Looking at your A-B-C chart, you can see that Jazmine’s problem behavior is tied to certain transitions. When youask her to clean up or get ready for lunch, she responds by throwing things. But you notice she rarely behaves thisway during the afternoon cleanup and other transitions when she is with her teacher named Grace. What is Gracedoing differently, and what does that tell you about the function of the behavior?
The data show that you flick the lights and sing the cleanup song to signal a transition—and Jazmine often throwsLego or other objects. But in the team meeting Grace says that when she is in charge of the cleanup transition, shespeaks to every child individually and gives each of them specific tasks to complete before she flicks the lights andsings. Then she gets Jazmine started on her assigned task and stays with her until it’s clear she knows what to do.Jazmine doesn’t throw anything. This gives a hint about the function: Before and during cleanup, Grace spendstime with Jazmine and makes sure she knows what she’s supposed to do. Perhaps Jazmine is overwhelmed by thechaos of cleanup and needs to slow things down and get direction.
One for All and All for One

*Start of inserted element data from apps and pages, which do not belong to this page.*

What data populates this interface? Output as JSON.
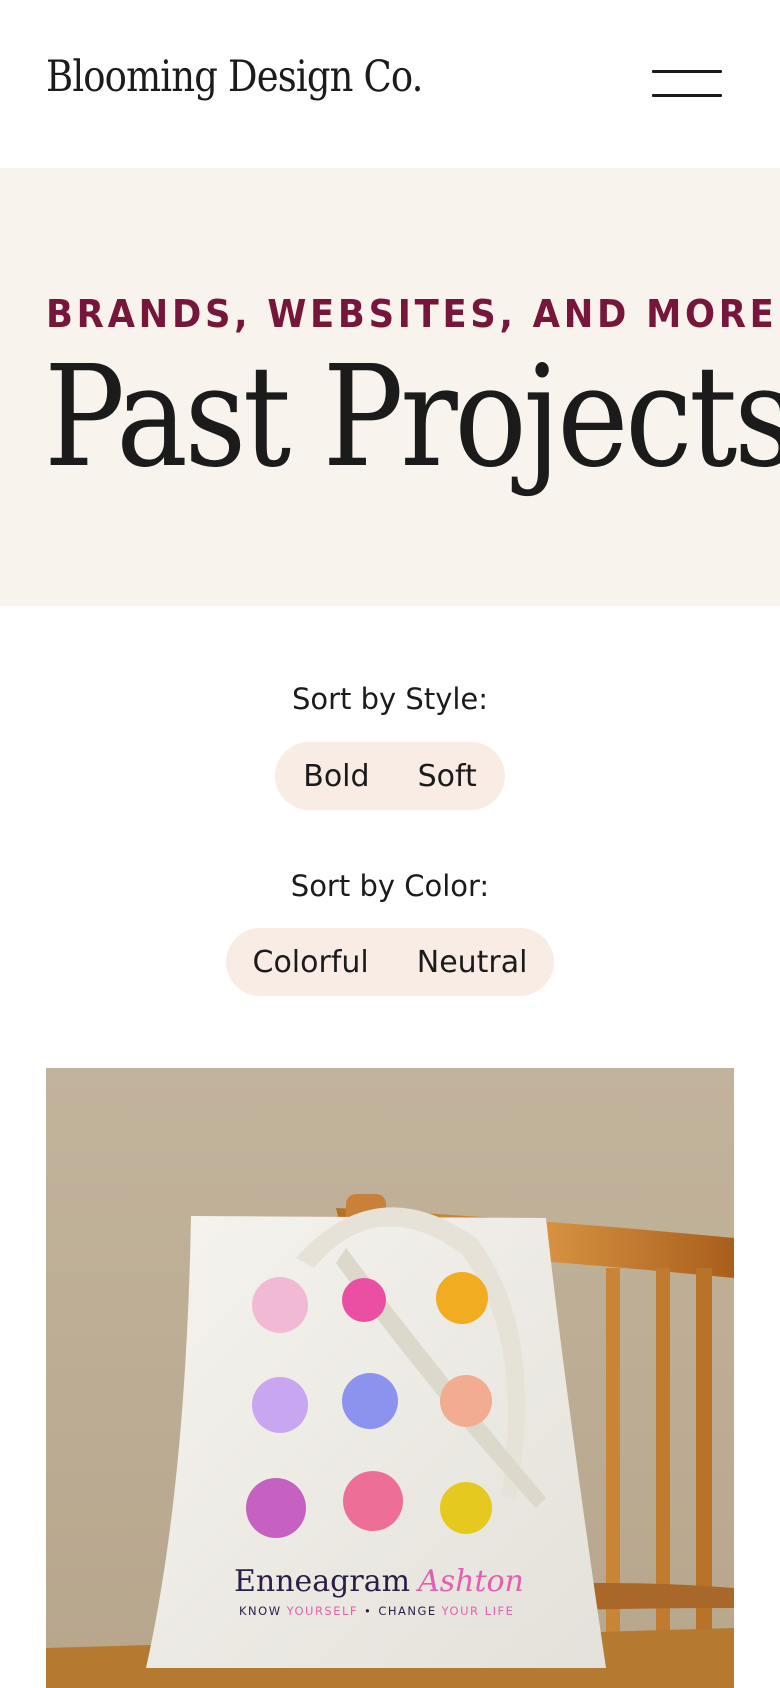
{
  "header": {
    "site_title": "Blooming Design Co.",
    "menu_icon": "hamburger-menu-icon"
  },
  "hero": {
    "eyebrow": "BRANDS, WEBSITES, AND MORE",
    "title": "Past Projects"
  },
  "filters": {
    "style": {
      "label": "Sort by Style:",
      "options": [
        "Bold",
        "Soft"
      ]
    },
    "color": {
      "label": "Sort by Color:",
      "options": [
        "Colorful",
        "Neutral"
      ]
    }
  },
  "projects": [
    {
      "image": "tote-bag-on-chair-photo",
      "bag_brand_part1": "Enneagram",
      "bag_brand_part2": "Ashton",
      "bag_tagline_part1": "KNOW",
      "bag_tagline_part2": "YOURSELF",
      "bag_tagline_part3": "•",
      "bag_tagline_part4": "CHANGE",
      "bag_tagline_part5": "YOUR LIFE"
    }
  ],
  "colors": {
    "accent": "#75163a",
    "hero_bg": "#f8f3ec",
    "pill_bg": "#f9ece5",
    "text": "#1b1b1b"
  }
}
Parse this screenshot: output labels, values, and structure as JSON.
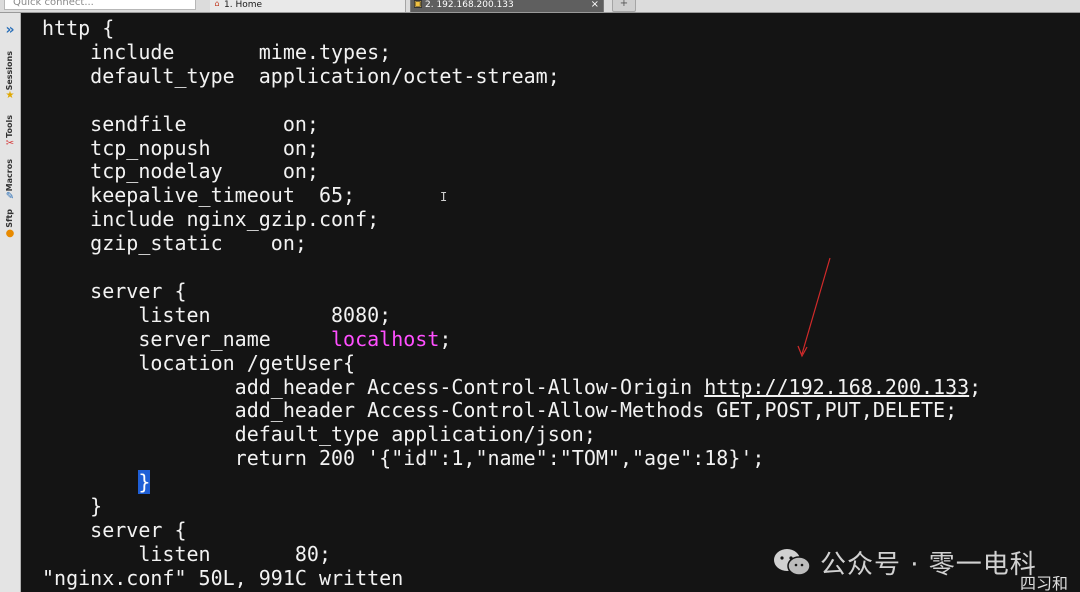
{
  "window": {
    "quick_connect_placeholder": "Quick connect...",
    "tabs": [
      {
        "label": "1. Home",
        "icon": "home-icon"
      },
      {
        "label": "2. 192.168.200.133",
        "icon": "terminal-icon",
        "close": "×"
      }
    ],
    "new_tab_symbol": "+"
  },
  "sidebar": {
    "expand_symbol": "»",
    "items": [
      {
        "label": "Sessions",
        "icon": "star-icon"
      },
      {
        "label": "Tools",
        "icon": "tools-icon"
      },
      {
        "label": "Macros",
        "icon": "macro-icon"
      },
      {
        "label": "Sftp",
        "icon": "sftp-icon"
      }
    ]
  },
  "terminal": {
    "lines": [
      {
        "text": "http {"
      },
      {
        "text": "    include       mime.types;"
      },
      {
        "text": "    default_type  application/octet-stream;"
      },
      {
        "text": ""
      },
      {
        "text": "    sendfile        on;"
      },
      {
        "text": "    tcp_nopush      on;"
      },
      {
        "text": "    tcp_nodelay     on;"
      },
      {
        "text": "    keepalive_timeout  65;"
      },
      {
        "text": "    include nginx_gzip.conf;"
      },
      {
        "text": "    gzip_static    on;"
      },
      {
        "text": ""
      },
      {
        "text": "    server {"
      },
      {
        "text": "        listen          8080;"
      },
      {
        "prefix": "        server_name     ",
        "highlight": "localhost",
        "suffix": ";"
      },
      {
        "text": "        location /getUser{"
      },
      {
        "prefix": "                add_header Access-Control-Allow-Origin ",
        "link": "http://192.168.200.133",
        "suffix": ";"
      },
      {
        "text": "                add_header Access-Control-Allow-Methods GET,POST,PUT,DELETE;"
      },
      {
        "text": "                default_type application/json;"
      },
      {
        "text": "                return 200 '{\"id\":1,\"name\":\"TOM\",\"age\":18}';"
      },
      {
        "prefix": "        ",
        "cursor": "}"
      },
      {
        "text": "    }"
      },
      {
        "text": "    server {"
      },
      {
        "text": "        listen       80;"
      },
      {
        "text": "\"nginx.conf\" 50L, 991C written"
      }
    ]
  },
  "watermark": {
    "text": "公众号 · 零一电科",
    "icon": "wechat-icon"
  },
  "corner_fragment": {
    "text": "四习和"
  },
  "colors": {
    "terminal_bg": "#141414",
    "terminal_fg": "#f2f2f2",
    "highlight_magenta": "#ff4fff",
    "cursor_blue": "#1f5fd6",
    "annotation_red": "#d22a2a"
  }
}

In a study in Illinois, researchers trained teams working with preschool children in special education and at-risk classes in the use of functional assessment and Positive Behavior Support (Chandler, Dahlquist, Repp, &Feltz, 1999). The result? Addressing the behavior of one child substantially lowered the challenging behaviorof the whole class. At the same time, both active engagement and peer interaction rose, creating a betterlearning environment for everyone.
Because consequences often reinforce and maintain challenging behavior, your observation will help to clarify thishypothesis. The chart shows that when Jazmine throws Lego, the room becomes quiet; then you go over and tellher to pick it up. Suddenly you realize that by giving Jazmine attention and direction after the behavior occurred,you have inadvertently reinforced her actions! As is often the case with children with challenging behavior, Jazminedoesn’t care whether the attention she gets is positive or negative, as long as she gets attention.
Now you can make a hypothesis statement that describes the trigger event or antecedent, the behavior, the